**TASK TO COMPLETE**
If a line in the data below holds the word "address", copy it.

**MATERIALS PROVIDED**
::::::
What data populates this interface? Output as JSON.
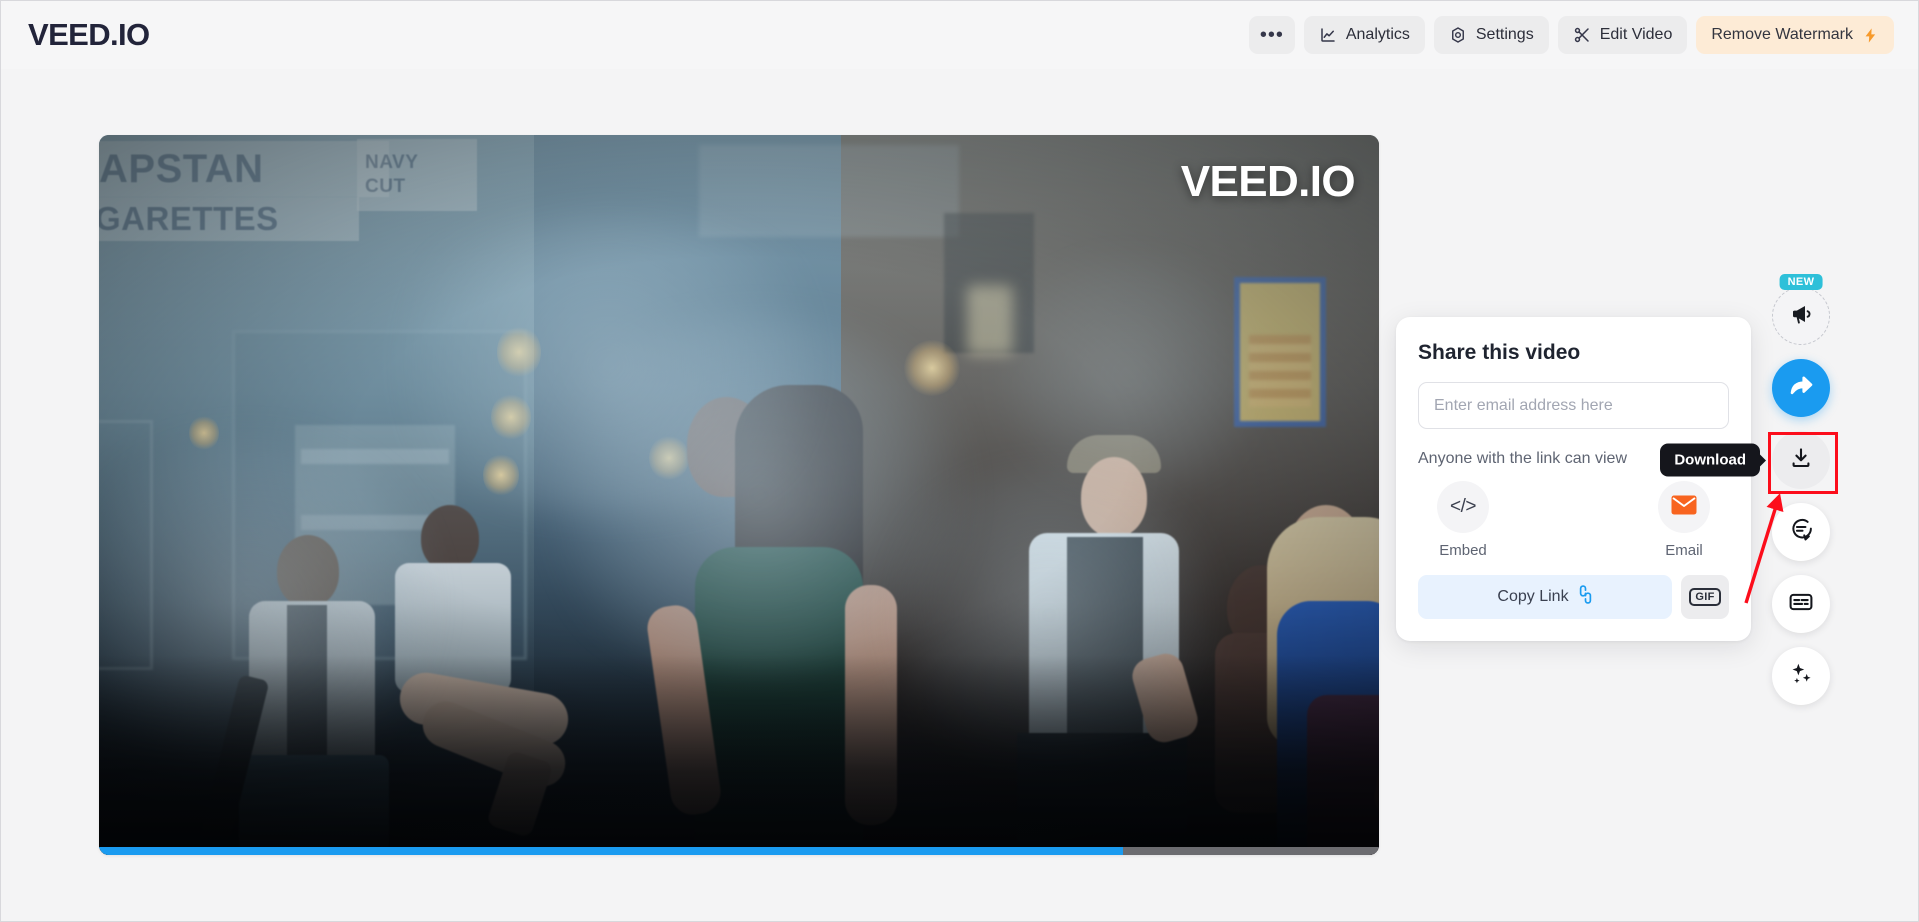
{
  "header": {
    "brand": "VEED.IO",
    "buttons": [
      {
        "label": "",
        "icon": "more-horizontal-icon",
        "glyph": "•••",
        "style": "icon-only"
      },
      {
        "label": "Analytics",
        "icon": "analytics-chart-icon",
        "style": "default"
      },
      {
        "label": "Settings",
        "icon": "gear-icon",
        "style": "default"
      },
      {
        "label": "Edit Video",
        "icon": "scissors-icon",
        "style": "default"
      },
      {
        "label": "Remove Watermark",
        "icon": "lightning-bolt-icon",
        "style": "watermark"
      }
    ]
  },
  "video": {
    "watermark_text": "VEED.IO",
    "progress_percent": 80,
    "signage": {
      "brand": "APSTAN",
      "line_navy": "NAVY",
      "line_cut": "CUT",
      "line_cigarettes": "GARETTES"
    }
  },
  "share_panel": {
    "title": "Share this video",
    "email_placeholder": "Enter email address here",
    "email_value": "",
    "permission_text": "Anyone with the link can view",
    "options": [
      {
        "label": "Embed",
        "icon": "embed-code-icon",
        "glyph": "</>"
      },
      {
        "label": "Email",
        "icon": "email-envelope-icon"
      }
    ],
    "copy_link_label": "Copy Link",
    "copy_link_icon": "link-chain-icon",
    "gif_label": "GIF"
  },
  "rail": {
    "new_badge": "NEW",
    "items": [
      {
        "name": "announcements-button",
        "icon": "megaphone-icon",
        "style": "dashed",
        "badge": "NEW"
      },
      {
        "name": "share-button",
        "icon": "share-arrow-icon",
        "style": "primary"
      },
      {
        "name": "download-button",
        "icon": "download-icon",
        "style": "soft",
        "tooltip": "Download"
      },
      {
        "name": "comments-button",
        "icon": "comment-bubble-icon",
        "style": "white"
      },
      {
        "name": "subtitles-button",
        "icon": "subtitles-icon",
        "style": "white"
      },
      {
        "name": "magic-tools-button",
        "icon": "sparkles-icon",
        "style": "white"
      }
    ]
  },
  "annotations": {
    "highlight_color": "#fc0d1b",
    "highlight_target": "download-button",
    "arrow_color": "#fc0d1b"
  },
  "colors": {
    "page_bg": "#f4f4f5",
    "accent_blue": "#1a9bf0",
    "badge_teal": "#2ec0d9",
    "watermark_btn_bg": "#fdebd6",
    "bolt_orange": "#f79a2b",
    "email_orange": "#f8641f",
    "brand_navy": "#22243a"
  }
}
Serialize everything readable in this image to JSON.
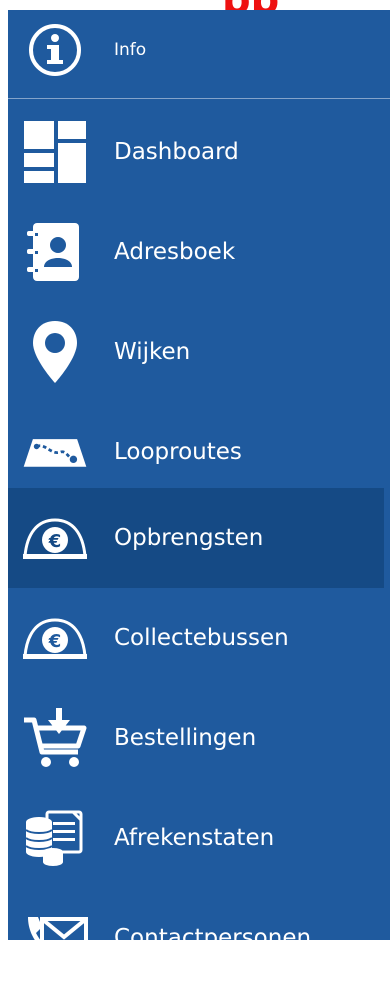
{
  "header": {
    "title_fragment": "pp"
  },
  "nav": {
    "items": [
      {
        "label": "Info",
        "icon": "info-icon"
      },
      {
        "label": "Dashboard",
        "icon": "dashboard-icon"
      },
      {
        "label": "Adresboek",
        "icon": "address-book-icon"
      },
      {
        "label": "Wijken",
        "icon": "map-pin-icon"
      },
      {
        "label": "Looproutes",
        "icon": "route-map-icon"
      },
      {
        "label": "Opbrengsten",
        "icon": "euro-coin-icon",
        "active": true
      },
      {
        "label": "Collectebussen",
        "icon": "euro-coin-icon"
      },
      {
        "label": "Bestellingen",
        "icon": "cart-download-icon"
      },
      {
        "label": "Afrekenstaten",
        "icon": "coins-document-icon"
      },
      {
        "label": "Contactpersonen",
        "icon": "phone-envelope-icon"
      }
    ]
  },
  "colors": {
    "sidebar_bg": "#1f5a9e",
    "active_bg": "#154a85",
    "text": "#ffffff",
    "title_fragment": "#ee1111"
  }
}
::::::
**YOUR SOLUTION**
    "email_placeholder": "Enter email address here",
        "icon": "address-book-icon"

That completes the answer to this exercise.